Well, how is it true? Where does this truth come from? Is the true relevant to today or just a mindless thought that you feel truth?

It reminds me of the t-shirt from Philip DeFranco.

This is just lazy and shouldn’t happen on a medium that has no time limit. And it makes me mad that religion podcasts are the ones that do this the most.

All this does is create blind ignorance and those who don’t and won’t research the statements will spread possible falsehoods to their peers.

If you are a religious person, you need to be better with your knowledge. You are already discredited by many because of their view of “faith” and how they feel a crutch in life. So if you want to be a credible resource, you need to make sure you are spreading real truths with real stats not just a general observation with no evidence.

We Should Be Better Than This

In the song “Hosanna” by Hillsong United there is a part of the bridge where we sing “Break my heart for what breaks yours.” Those words are so powerful to sing, and I wonder if churches in the U.S. want that to be true.

With the reports from the Houston Chronicle about the Southern Baptist scandal, my heart is hurting. And I can’t imagine what God’s heart feels right now. So many victims, so much injustice happening by merely turning a blind eye so ignorance can be an excuse.

It’s a giant mess and because of this many people will never believe in the religion that should be above these evils. I mean the churches are quick to judge “Hollywood” for their misconducts, but it looks like we needed to get the log out of our eye before we judge others.

As a pastor now for almost twenty years, I have seen my share of pastors I knew to get in trouble for these situations. I had to have phone calls from elders where friends of mine wanted to go back into ministry after being fired from sexual misconduct.

I had seen parishioners support their pastor even after inappropriate conversations because he stood up in front of the congregation and repented for his sin. And then when he got fired, the church got heat because he repented.

This shouldn’t be a gray issue, but it looks like from the report churches either do a terrible job with their hiring practices or sadly doesn’t care.

I know the more that will come out, isn’t going to be good and I hope this story stays in the headlines for a while as a wake-up call to the churches in this blessed country because we should be and need to better.

If you haven’t read the article, feel free to read it here

My Favorite Cringe Bible Story

I love watching cringe videos.

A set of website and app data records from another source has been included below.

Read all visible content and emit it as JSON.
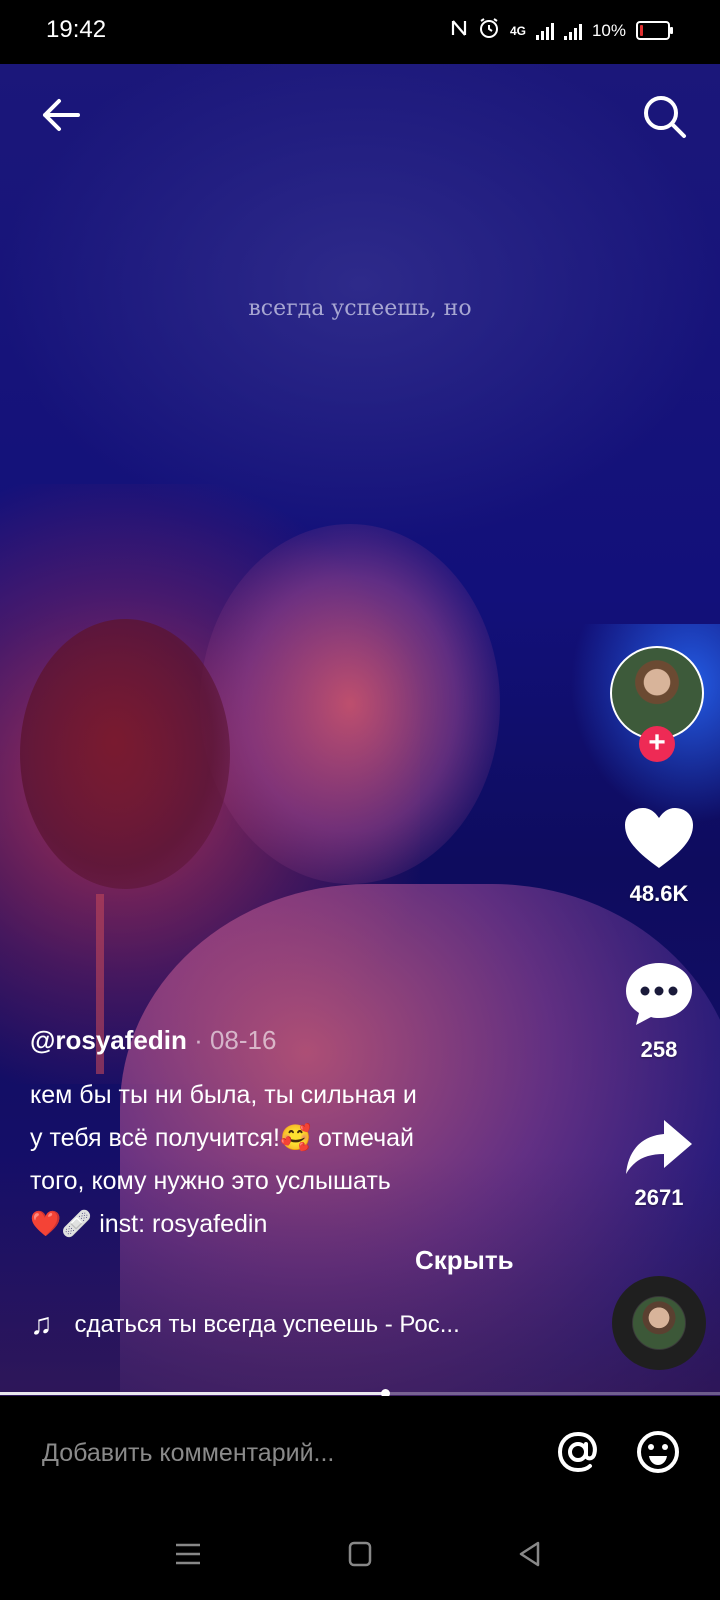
{
  "status_bar": {
    "time": "19:42",
    "network": "4G",
    "battery": "10%",
    "battery_level": 0.1
  },
  "video": {
    "lyric_overlay": "всегда успеешь, но",
    "progress": 0.535
  },
  "top_bar": {
    "back_icon": "arrow-left-icon",
    "search_icon": "search-icon"
  },
  "actions": {
    "follow_symbol": "+",
    "likes": "48.6K",
    "comments": "258",
    "shares": "2671"
  },
  "post": {
    "author": "@rosyafedin",
    "separator": " · ",
    "date": "08-16",
    "caption_lines": [
      "кем бы ты ни была, ты сильная и",
      "у тебя всё получится!🥰  отмечай",
      "того, кому нужно это услышать",
      "❤️🩹 inst: rosyafedin"
    ],
    "hide_label": "Скрыть"
  },
  "music": {
    "note": "♫",
    "title": "сдаться ты всегда успеешь - Рос..."
  },
  "comment_bar": {
    "placeholder": "Добавить комментарий..."
  },
  "colors": {
    "accent": "#ee2a55",
    "background": "#000000"
  }
}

I don’t know if I am a terrible person, but to me, there is nothing funnier than awkward moments happening to innocent people.

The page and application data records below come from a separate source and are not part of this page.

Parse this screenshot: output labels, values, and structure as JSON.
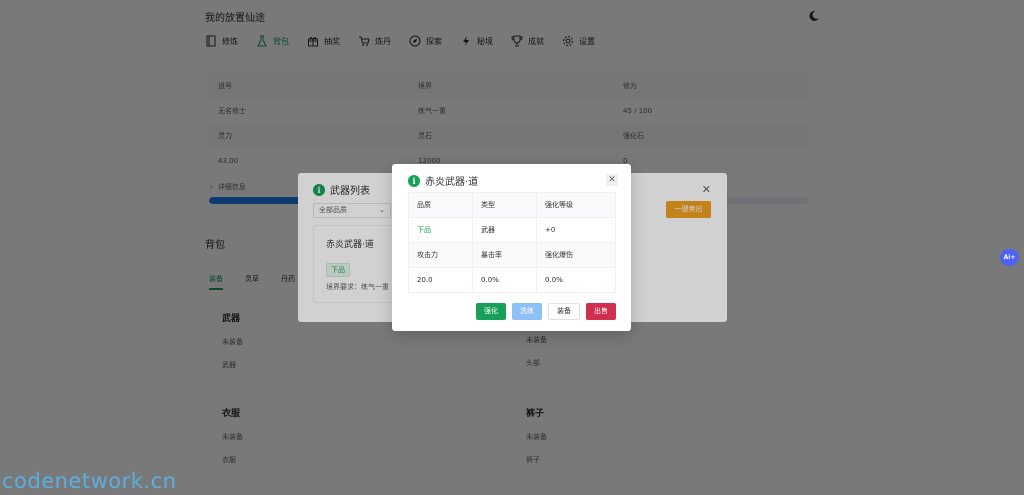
{
  "app": {
    "title": "我的放置仙途"
  },
  "nav": [
    {
      "label": "修炼",
      "icon": "book-icon"
    },
    {
      "label": "背包",
      "icon": "flask-icon",
      "active": true
    },
    {
      "label": "抽奖",
      "icon": "gift-icon"
    },
    {
      "label": "炼丹",
      "icon": "cart-icon"
    },
    {
      "label": "探索",
      "icon": "compass-icon"
    },
    {
      "label": "秘境",
      "icon": "lightning-icon"
    },
    {
      "label": "成就",
      "icon": "trophy-icon"
    },
    {
      "label": "设置",
      "icon": "gear-icon"
    }
  ],
  "stats": {
    "rows": [
      [
        "道号",
        "境界",
        "修为"
      ],
      [
        "无名修士",
        "练气一重",
        "45 / 100"
      ],
      [
        "灵力",
        "灵石",
        "强化石"
      ],
      [
        "43.00",
        "12000",
        "0"
      ]
    ],
    "detail_label": "详细信息",
    "progress": 0.45
  },
  "bag": {
    "title": "背包",
    "tabs": [
      "装备",
      "灵草",
      "丹药"
    ],
    "slots": [
      {
        "title": "武器",
        "status": "未装备",
        "name": "武器"
      },
      {
        "title": "",
        "status": "未装备",
        "name": "头部"
      },
      {
        "title": "衣服",
        "status": "未装备",
        "name": "衣服"
      },
      {
        "title": "裤子",
        "status": "未装备",
        "name": "裤子"
      }
    ]
  },
  "weapon_list": {
    "title": "武器列表",
    "filter": "全部品质",
    "sell_all": "一键卖出",
    "card": {
      "name": "赤炎武器·道",
      "tag": "下品",
      "requirement": "境界要求：练气一重"
    }
  },
  "dialog": {
    "title": "赤炎武器·道",
    "table": [
      [
        "品质",
        "类型",
        "强化等级"
      ],
      [
        "下品",
        "武器",
        "+0"
      ],
      [
        "攻击力",
        "暴击率",
        "强化爆伤"
      ],
      [
        "20.0",
        "0.0%",
        "0.0%"
      ]
    ],
    "buttons": {
      "enhance": "强化",
      "refine": "洗练",
      "equip": "装备",
      "sell": "出售"
    }
  },
  "ai_badge": "Ai+",
  "watermark": "codenetwork.cn",
  "colors": {
    "primary": "#18a058",
    "warning": "#f0a020",
    "error": "#d03050",
    "info": "#2080f0"
  }
}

One recent video that I saw that made me laugh, a flat-earther started yelling at a NASA employee in a coffee shop. It was amazing watching this crazy guy accusing the person from lying to the public.

Oh man, it was hilarious.

Because I am the type of person, one of my favorite stories in the Bible is in the book of Matthew.

When Jesus is facing death and Pilate decides to allow the crowd to pardon Jesus. So Pilate brings a known criminal to the crowd with Jesus. Naturally, they will come to their senses and request Jesus to be released.

Pilate asks, “Who should I release?”

Crowd: “Barabas!!”

Pilate retorts, “Okay are you sure?”

Crowd: “Yes we want the criminal.”

Pilate: “Fine, but I am not responsible for this man’s death.”

And this is my favorite part; the crowd say’s “His blood is on all our children and us” (Matthew 27:26)

When they yell this at Pilate, I can imagine people going, “Really?! You want this nasty man back on the streets.” I can sense their stomach being a little knotted, and teeth a little clinched.

And the amusing thing is that I can image God the Father sitting in heaven, with his palm on his forehead saying “Really?! These people have no clue about my laws because they are asking for the exact thing that will save them and their children.”

Leviticus 17:11 speaks about the importance of a life used as an atonement.

“For the life of a creature is in the blood, and I have given it to you to make atonement for yourselves on the altar; it is the blood that makes atonement for one’s life.”

What a wonderfully cringe-worthy experience that became the salvation of the world.

With Easter season around the corner, let us be thankful for naive requests from the people that should have know better.